It should go without saying that Facebook is an advertising company with a vested interest in tracking every move you make. And Facebook isn’t free—without an option to pay for membership, our personal data is the price of entry. Now that the company has launched an ad platform that goes beyond the walls of Facebook to the Web at large, its interest in monetizing your identity by selling parts of it back to you through targeted advertising is more pressing than ever. Yes, in theory, a policy requiring “real names” keeps Facebook safe from the kind of online harassment that Twitter and Tumblr must trudge through.

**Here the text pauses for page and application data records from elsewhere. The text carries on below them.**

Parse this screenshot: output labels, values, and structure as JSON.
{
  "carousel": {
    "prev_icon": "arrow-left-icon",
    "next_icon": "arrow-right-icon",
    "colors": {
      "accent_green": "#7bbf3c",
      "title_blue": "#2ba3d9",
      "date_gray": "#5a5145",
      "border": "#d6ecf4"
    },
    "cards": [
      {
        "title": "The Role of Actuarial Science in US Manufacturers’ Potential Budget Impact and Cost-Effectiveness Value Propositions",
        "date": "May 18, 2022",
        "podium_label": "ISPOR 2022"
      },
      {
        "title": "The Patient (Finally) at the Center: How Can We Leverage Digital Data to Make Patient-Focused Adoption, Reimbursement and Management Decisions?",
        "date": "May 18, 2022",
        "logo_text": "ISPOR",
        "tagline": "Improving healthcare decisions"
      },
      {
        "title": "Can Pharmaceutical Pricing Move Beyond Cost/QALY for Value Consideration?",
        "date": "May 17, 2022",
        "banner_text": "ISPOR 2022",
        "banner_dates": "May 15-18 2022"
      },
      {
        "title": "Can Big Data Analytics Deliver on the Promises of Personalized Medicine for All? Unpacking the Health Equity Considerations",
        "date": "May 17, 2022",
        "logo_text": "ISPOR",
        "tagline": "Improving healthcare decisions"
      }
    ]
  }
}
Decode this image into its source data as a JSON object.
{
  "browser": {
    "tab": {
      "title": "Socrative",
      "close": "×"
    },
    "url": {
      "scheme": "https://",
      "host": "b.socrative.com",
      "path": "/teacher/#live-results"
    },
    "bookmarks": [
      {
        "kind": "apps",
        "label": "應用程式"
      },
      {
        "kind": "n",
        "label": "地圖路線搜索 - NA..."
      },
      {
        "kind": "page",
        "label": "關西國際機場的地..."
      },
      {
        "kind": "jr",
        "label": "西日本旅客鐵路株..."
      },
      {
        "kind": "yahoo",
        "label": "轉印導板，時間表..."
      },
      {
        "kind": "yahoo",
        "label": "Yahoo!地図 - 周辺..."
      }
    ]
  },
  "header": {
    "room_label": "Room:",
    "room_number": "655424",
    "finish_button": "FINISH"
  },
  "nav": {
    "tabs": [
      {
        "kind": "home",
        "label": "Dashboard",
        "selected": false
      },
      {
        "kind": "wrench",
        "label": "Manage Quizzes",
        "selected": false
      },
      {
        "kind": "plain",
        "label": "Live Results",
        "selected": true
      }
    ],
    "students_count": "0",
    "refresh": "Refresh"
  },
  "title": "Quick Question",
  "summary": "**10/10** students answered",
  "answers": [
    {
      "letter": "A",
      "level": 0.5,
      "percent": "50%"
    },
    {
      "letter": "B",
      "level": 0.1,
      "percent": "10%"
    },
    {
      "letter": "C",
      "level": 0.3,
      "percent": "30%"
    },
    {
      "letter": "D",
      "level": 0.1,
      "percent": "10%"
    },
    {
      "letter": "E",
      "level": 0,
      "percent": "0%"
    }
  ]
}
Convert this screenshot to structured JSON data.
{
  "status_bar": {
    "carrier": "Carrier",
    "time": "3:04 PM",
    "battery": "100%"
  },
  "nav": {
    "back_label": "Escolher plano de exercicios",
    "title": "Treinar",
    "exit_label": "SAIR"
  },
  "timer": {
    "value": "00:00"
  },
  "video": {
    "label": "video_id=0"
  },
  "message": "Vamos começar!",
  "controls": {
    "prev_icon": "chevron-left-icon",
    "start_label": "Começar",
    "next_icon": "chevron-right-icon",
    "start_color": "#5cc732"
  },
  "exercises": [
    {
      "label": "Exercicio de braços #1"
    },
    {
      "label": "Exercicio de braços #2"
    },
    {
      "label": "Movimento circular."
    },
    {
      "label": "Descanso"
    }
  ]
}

Given Facebook’s bottomless resources and mountains of social data, shouldn’t it be able to figure out a better system than essentially forcing its users to fax in a copy of their driver’s licenses? Maybe we shouldn’t be worried about everything Facebook supposedly knows about us after all.
Much like the user who abused Facebook’s system to report thousands of drag queens and LGBT users, and the occasional cartoon character, Facebook suggests that it will seek to provide “better tools” and “more deliberate customer service” for processing flagged accounts. Which is to say that it will provide any tools at all to verify that an account is engaging in the exact kind of “bullying and intolerance” that its “real name” policy made possible to begin with. The policy itself is harassment. Unfortunately, forcing a transgender person to bear the burden of proof of their own gender, name, and identity won’t feel unfamiliar. In that light, Facebook is an unsafe space just like any other—we should adjust our expectations accordingly.
Illustration by Jason Reed
Taylor Hatmaker has reported on the tech industry for nearly a decade, covering privacy and government. Most recently, she was the Debug editor of the Daily Dot. Prior to that, she was a staff writer and deputy editor at ReadWrite, a tech and business reporter for Yahoo News, and the senior editor of Tecca. Her editorial interests include censorship, digital activism, LGBTQ issues, and futurist consumer tech.